1839, 9 September (taken) 1890 (print)
Dominic Winter Book Auctions
Photography: The First 150 Years, 9 March 2018, Lot: 201
Photographic print made in 1890 [by John Werge] from John Herschel's glass negative of [9 September] 1839, circular silver print (diameter 92mm), some small areas of abrasions or insect damage to paper surface, mounted on paper support incorporating printed title and descriptive letterpress and dated August 1890, with signatures of Herschel's two sons, mounted on card, framed in period wooden frame, glazed, contemporary Ryman & Co. stationery label (split) and fragment of related (or original) printed paper descriptive notice to frame verso, overall 40 x 49cm.

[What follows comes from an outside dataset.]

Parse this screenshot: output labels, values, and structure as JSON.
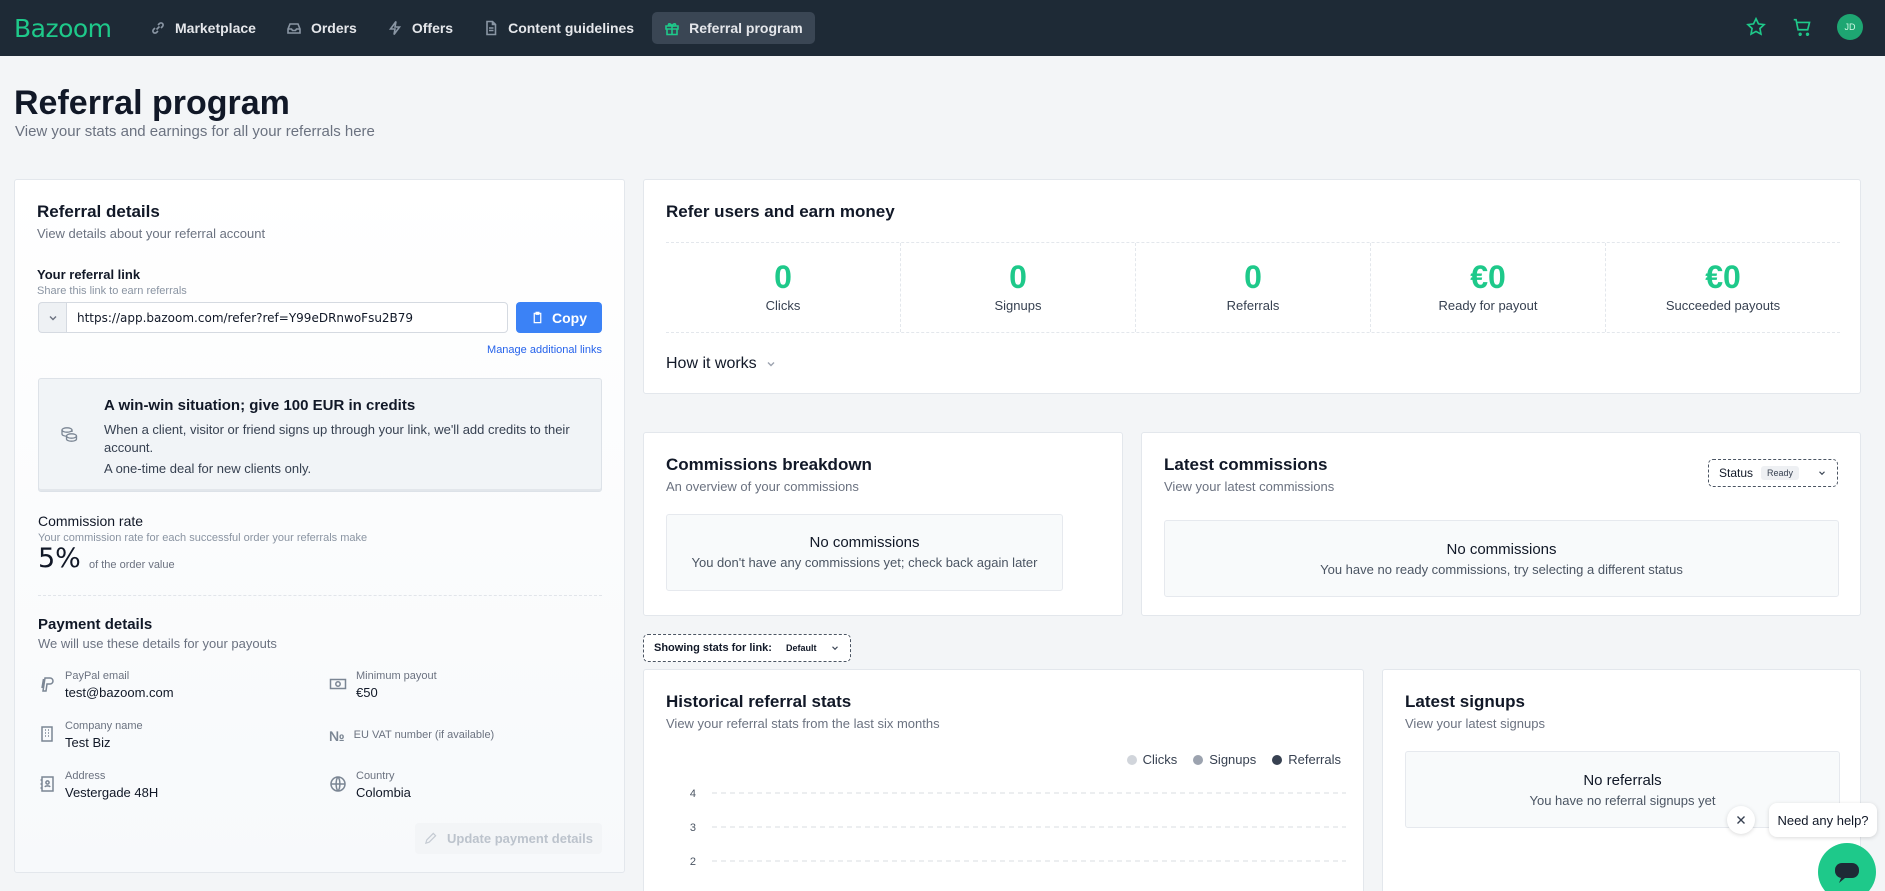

This is one of only 25 prints made in 1890 from the original negative, the earliest surviving photograph on glass. This was the only image recorded of the 40-foot telescope in Slough, Berkshire, assembled in 1787 by William Herschel (1738-1822), and dismantled in 1839. The massive reflecting telescope used a metal mirror four feet in diameter and weighed over a ton, and became a much-visited wonder of the age. By the time Herschel's son John took this photograph, the telescope structure had become unsafe through neglect. The photograph is mounted in a frame using the rungs from John Herschel's telescope used at Slough and Cape Town, South Africa. The negative, now faded almost beyond recognition, is preserved in the collections of the Science Museum, London.